Saudi Arabia is aiming to increase the number of hotel rooms in the country to 600,000 by 2020 from 500,000.
The move was part of efforts by the kingdom to move its economy away from dependence on oil to the more sustainable tourism sector.
The Saudi Commission for Tourism and National Heritage it had prepared a national strategy to develop around 22 new tourist sites and would look to the private sector for funding. It said: “A conducive atmosphere will be created to encourage the private sector invest in the tourism activities.”
The body said that it would be looking in particular at locations away from the kingdom’s urban developments, “to create a balanced development across regions and will promote migration from big cities to the countryside”.
Saudi Arabia ranked highest in total number of hotel projects for the construction pipelines of the Middle East according to Lodging Econometrics, with STR adding that the kingdom’s pipeline had more than 64,000 guestrooms in development, making up 76% of the more than 84,500 existing rooms in the country.
Philip Wooller, STR’s area director for the Middle East and Africa, said: “Saudi Arabia’s hotel market is going through a period of massive supply expansion.
“In the short term, we’ve already seen this growth affect performance levels, and this trend should continue as more and more properties start to come online. But it is important to note that this is part of a major long-term investment for the market to further develop its infrastructure to accommodate millions of annual visitors, which come for religious pilgrimages and as new tourism attractions spring up as part of Vision 2030.”
Vision 2030 has three main pillars: the status of the country as the “heart of the Arab and Islamic worlds”; the determination to become a global investment powerhouse; and finally to transform the country’s location into a hub connecting the three continents: Asia, Europe, Africa.

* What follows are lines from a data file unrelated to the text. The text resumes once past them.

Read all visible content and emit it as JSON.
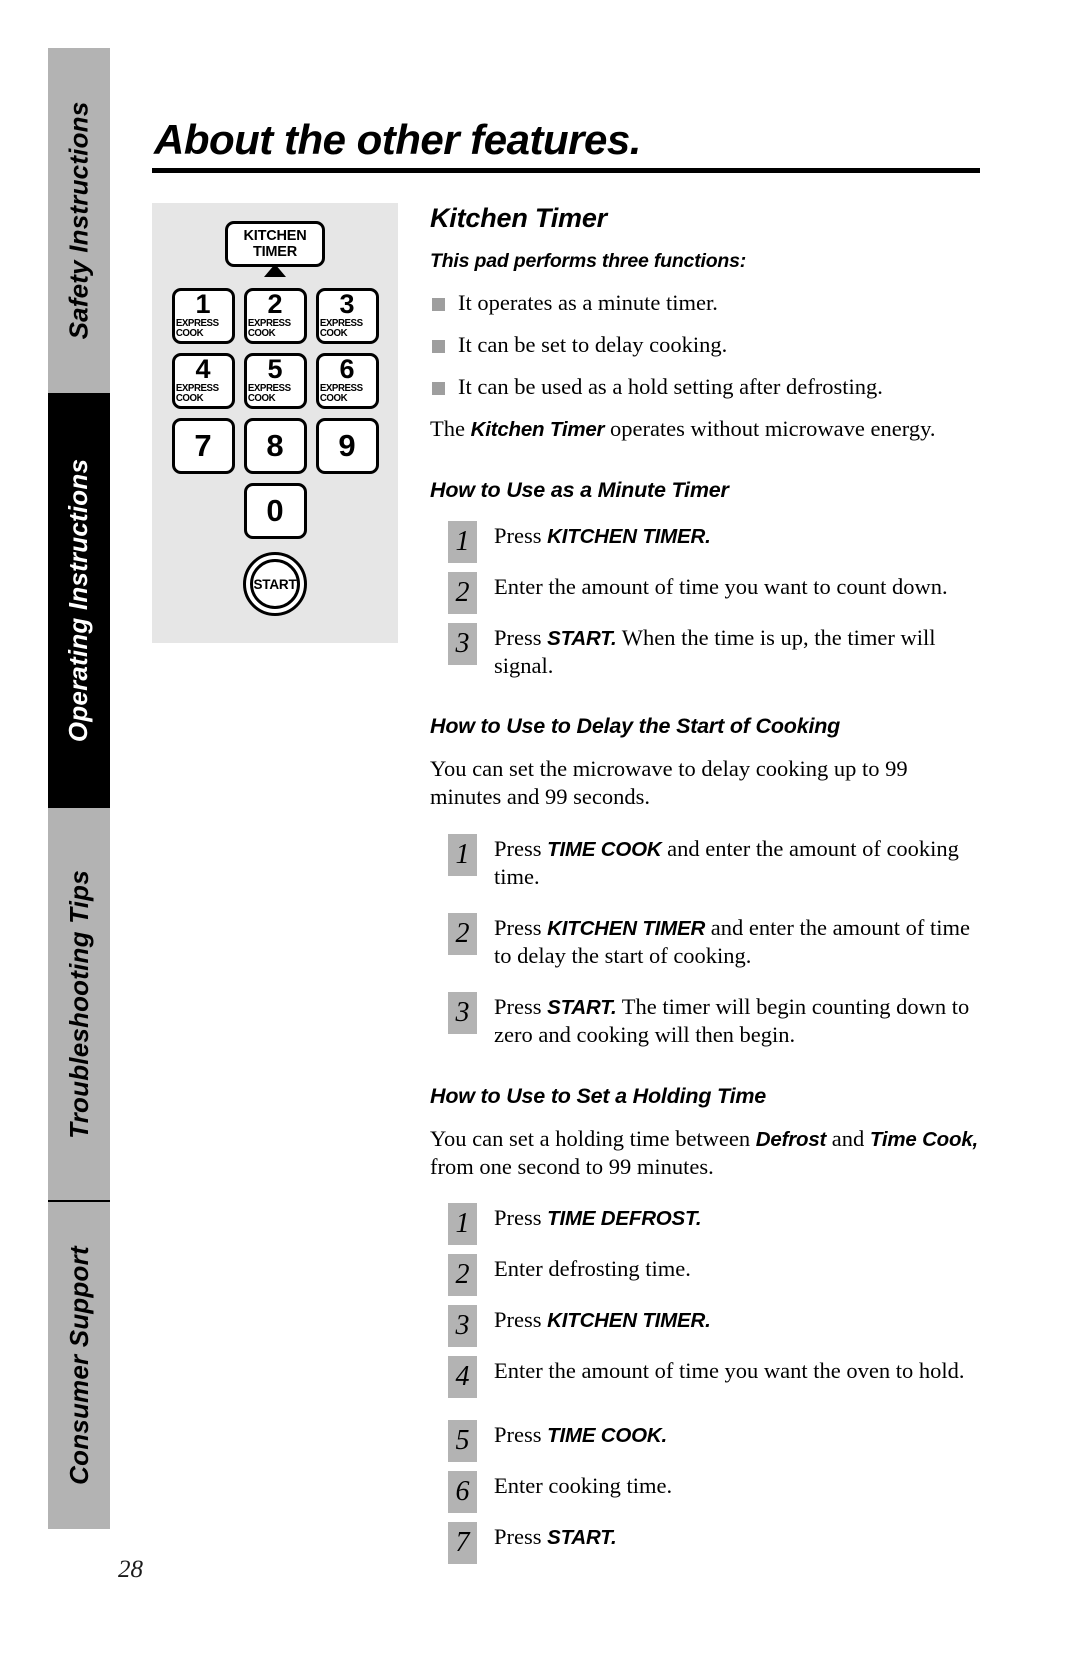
{
  "page": {
    "title": "About the other features.",
    "number": "28"
  },
  "sidebar": {
    "tabs": [
      {
        "label": "Safety Instructions",
        "active": false
      },
      {
        "label": "Operating Instructions",
        "active": true
      },
      {
        "label": "Troubleshooting Tips",
        "active": false
      },
      {
        "label": "Consumer Support",
        "active": false
      }
    ]
  },
  "keypad": {
    "kitchen_timer": {
      "line1": "KITCHEN",
      "line2": "TIMER"
    },
    "keys": [
      {
        "digit": "1",
        "sub": "EXPRESS COOK"
      },
      {
        "digit": "2",
        "sub": "EXPRESS COOK"
      },
      {
        "digit": "3",
        "sub": "EXPRESS COOK"
      },
      {
        "digit": "4",
        "sub": "EXPRESS COOK"
      },
      {
        "digit": "5",
        "sub": "EXPRESS COOK"
      },
      {
        "digit": "6",
        "sub": "EXPRESS COOK"
      },
      {
        "digit": "7",
        "sub": ""
      },
      {
        "digit": "8",
        "sub": ""
      },
      {
        "digit": "9",
        "sub": ""
      }
    ],
    "zero": {
      "digit": "0",
      "sub": ""
    },
    "start": {
      "label": "START"
    }
  },
  "section": {
    "title": "Kitchen Timer",
    "lead": "This pad performs three functions:",
    "bullets": [
      "It operates as a minute timer.",
      "It can be set to delay cooking.",
      "It can be used as a hold setting after defrosting."
    ],
    "note_prefix": "The ",
    "note_bold": "Kitchen Timer",
    "note_suffix": " operates without microwave energy."
  },
  "minute_timer": {
    "heading": "How to Use as a Minute Timer",
    "steps": [
      {
        "n": "1",
        "prefix": "Press ",
        "bold": "KITCHEN TIMER.",
        "suffix": ""
      },
      {
        "n": "2",
        "prefix": "Enter the amount of time you want to count down.",
        "bold": "",
        "suffix": ""
      },
      {
        "n": "3",
        "prefix": "Press ",
        "bold": "START.",
        "suffix": " When the time is up, the timer will signal."
      }
    ]
  },
  "delay_cooking": {
    "heading": "How to Use to Delay the Start of Cooking",
    "intro": "You can set the microwave to delay cooking up to 99 minutes and 99 seconds.",
    "steps": [
      {
        "n": "1",
        "prefix": "Press ",
        "bold": "TIME COOK",
        "suffix": "  and enter the amount of cooking time."
      },
      {
        "n": "2",
        "prefix": "Press ",
        "bold": "KITCHEN TIMER",
        "suffix": " and enter the amount of time to delay the start of cooking."
      },
      {
        "n": "3",
        "prefix": "Press ",
        "bold": "START.",
        "suffix": " The timer will begin counting down to zero and cooking will then begin."
      }
    ]
  },
  "holding_time": {
    "heading": "How to Use to Set a Holding Time",
    "intro_1": "You can set a holding time between ",
    "intro_bold_1": "Defrost",
    "intro_2": "  and ",
    "intro_bold_2": "Time Cook,",
    "intro_3": " from one second to 99 minutes.",
    "steps": [
      {
        "n": "1",
        "prefix": "Press ",
        "bold": "TIME DEFROST.",
        "suffix": ""
      },
      {
        "n": "2",
        "prefix": "Enter defrosting time.",
        "bold": "",
        "suffix": ""
      },
      {
        "n": "3",
        "prefix": "Press ",
        "bold": "KITCHEN TIMER.",
        "suffix": ""
      },
      {
        "n": "4",
        "prefix": "Enter the amount of time you want the oven to hold.",
        "bold": "",
        "suffix": ""
      },
      {
        "n": "5",
        "prefix": "Press ",
        "bold": "TIME COOK.",
        "suffix": ""
      },
      {
        "n": "6",
        "prefix": "Enter cooking time.",
        "bold": "",
        "suffix": ""
      },
      {
        "n": "7",
        "prefix": "Press ",
        "bold": "START.",
        "suffix": ""
      }
    ]
  }
}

The Kingdom plans to create 1.2 million new jobs in the industry, and last year saw the state allocate USD2.64bn for six tourism projects, with further investment expected this year.
Earlier this year Marriott International reiterated its commitment to Vision 2030. Saudi Arabia is the company’s second -argest market in the Middle East with 23 operating hotels. Marriott International operates nine brands in Saudi Arabia and in June signed three deals in Jeddah to introduce the Middle East’s first Delta Hotel by Marriott along with Jeddah’s first Marriott Executive Apartments and Four Points by Sheraton.

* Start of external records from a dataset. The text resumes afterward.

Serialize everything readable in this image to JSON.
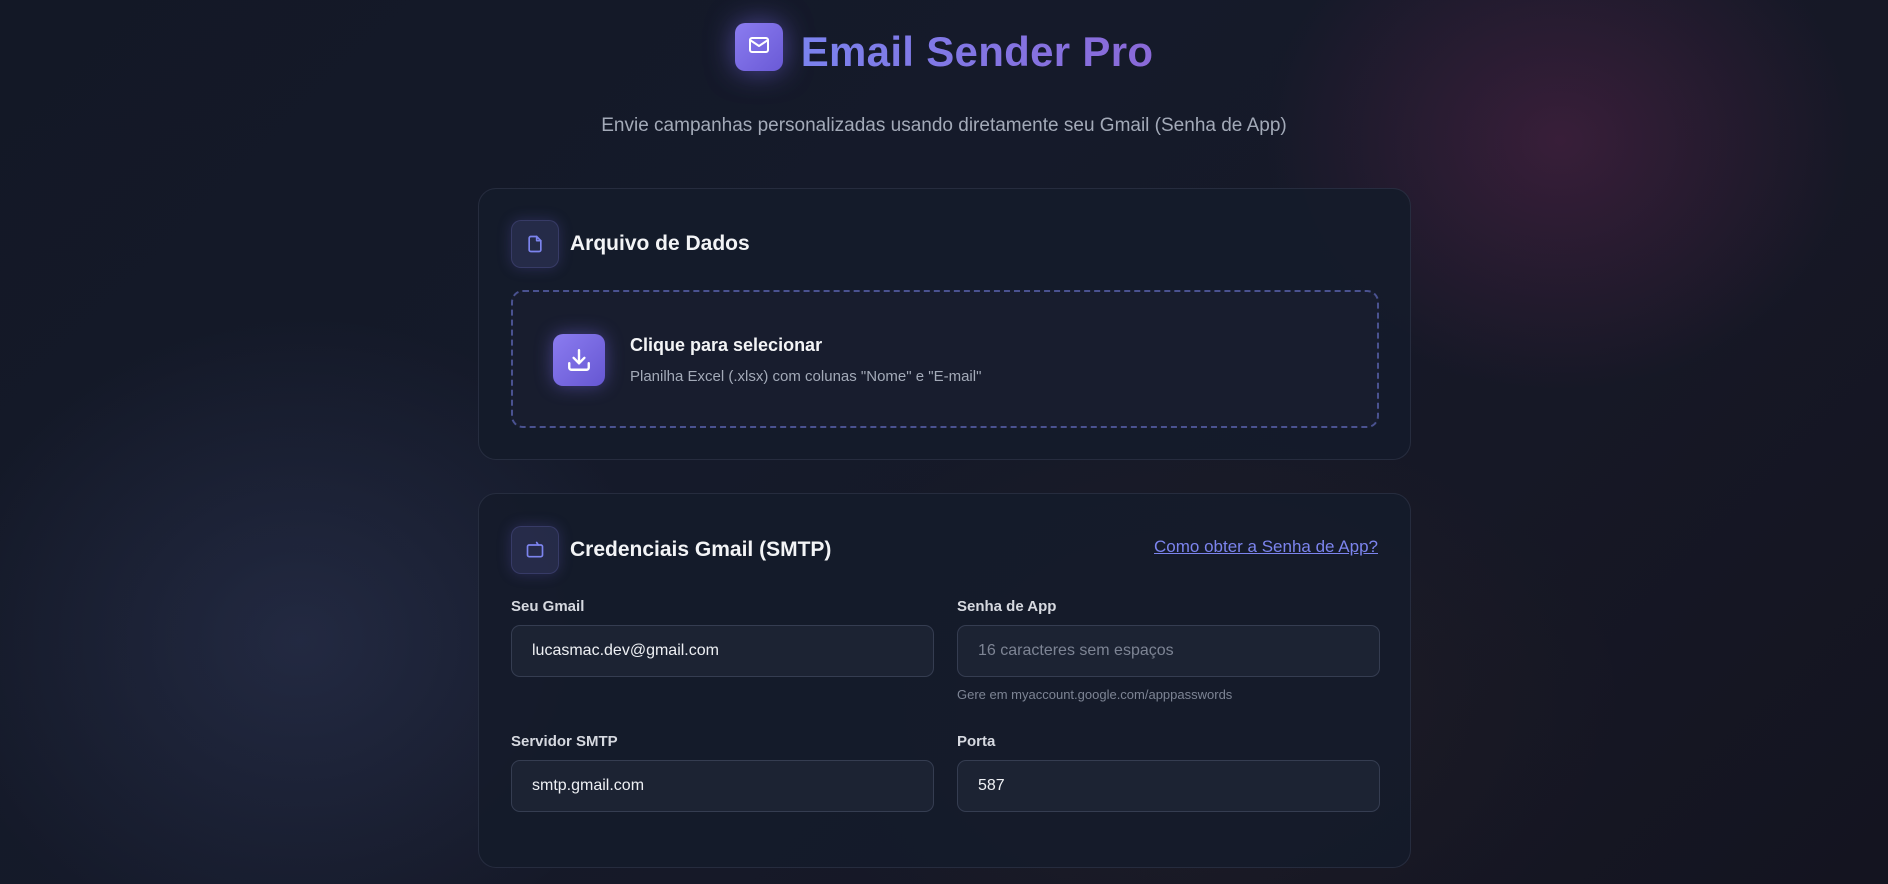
{
  "app": {
    "title": "Email Sender Pro",
    "subtitle": "Envie campanhas personalizadas usando diretamente seu Gmail (Senha de App)",
    "logo_icon": "mail-icon"
  },
  "file_card": {
    "title": "Arquivo de Dados",
    "icon": "file-icon",
    "dropzone": {
      "icon": "download-icon",
      "title": "Clique para selecionar",
      "description": "Planilha Excel (.xlsx) com colunas \"Nome\" e \"E-mail\""
    }
  },
  "smtp_card": {
    "title": "Credenciais Gmail (SMTP)",
    "icon": "cast-icon",
    "help_link": "Como obter a Senha de App?",
    "fields": {
      "gmail": {
        "label": "Seu Gmail",
        "value": "lucasmac.dev@gmail.com",
        "placeholder": ""
      },
      "app_password": {
        "label": "Senha de App",
        "value": "",
        "placeholder": "16 caracteres sem espaços",
        "hint": "Gere em myaccount.google.com/apppasswords"
      },
      "smtp_server": {
        "label": "Servidor SMTP",
        "value": "smtp.gmail.com"
      },
      "port": {
        "label": "Porta",
        "value": "587"
      }
    }
  },
  "colors": {
    "accent": "#7b82ee",
    "accent_purple": "#8a69d8",
    "background": "#141a28",
    "card": "#151b2a"
  }
}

Alex Kyriakidis, president and managing director, Middle East and Africa, Marriott International, said: “We are delighted to work with the Al Murjan Group on three exciting new projects in Saudi Arabia. In doing so, we will be expanding our brand portfolio in the region.
“We remain committed to supporting the growth of the hospitality sector in the kingdom with the addition of properties, training programs and jobs with the purpose of enhancing the country’s mission to build a thriving economy.”
As part of the Saudi Vision 2030, Marriott International has plans to double its properties in the country.
InterContinental Hotels Group has also looked to Saudi Arabia, signed a master development deal with Al Hokair Group to bring the Holiday Inn Express brand to the region.
Matthew Tripolone, VP, development – Middle East & Africa, IHG, told Hotel Analyst that Saudi Arabia was an area the group had looked at before, “but we didn’t think that the market was ready, Saudi Arabia was an upper-upscale market. That’s changed now with downward pressure on rates, development costs rising and there is a growing segment of the market looking for more value for money – both owners and guests.”
The rapid expansion in Saudi Arabia has taken its toll on performance. In January hotel supply rose by more than 9%, resulting in a 5.2% fall in average daily rate despite a 16.4% rise in demand. revpar rose marginally, 0.9%.
Part of Vision 2030 has seen the kingdom target religious tourism, a strategy borne out by this year’s hotel performance, when Makkah saw occupancy of 74% during Ramadan this year, with the city one of the four best performing in the Middle East during the holiday.
HA Perspective [by Katherine Doggrell]: There’s black gold in them there hills and it has seen Saudi Arabia and the surrounding countries become rich enough to build snowdomes in the desert for skiing, because, one assumes, not everyone likes raclette. But you don’t need a geology degree to work out that it won’t last forever and Saudi Arabia is not the only country looking to travellers, both business and leisure, to pick up the future tab for those lift passes. There are Visions being had all over the region.
As has been reported, the short term pain of rapid rooms expansion is hitting performance. The likes of Marriott and IHG are not deterred, buying into the long-term vision. Saudi Arabia has so far resisted pressure from Donald Trump to release more oil onto the market and save him from going into the midterms facing voters angry at the cost of petrol. Given that OPEC is one of the more effective cartels and given that the oil will reduce to a drip at some point, it’s hard to see the incentive to flog off the remaining reserves cheap, particularly when the income from tourism is not yet up to speed.
The good news for the oil producers is that Trump has no interest in renewable energy, determined as he is to reinvigorate mining, tweeting frequently about something called “clean coal”. While the polar bears try to work out what that might be, the market in the US at least is still primed for what comes out of the pump. There will be time yet to bed in the gushers of rooms coming to market.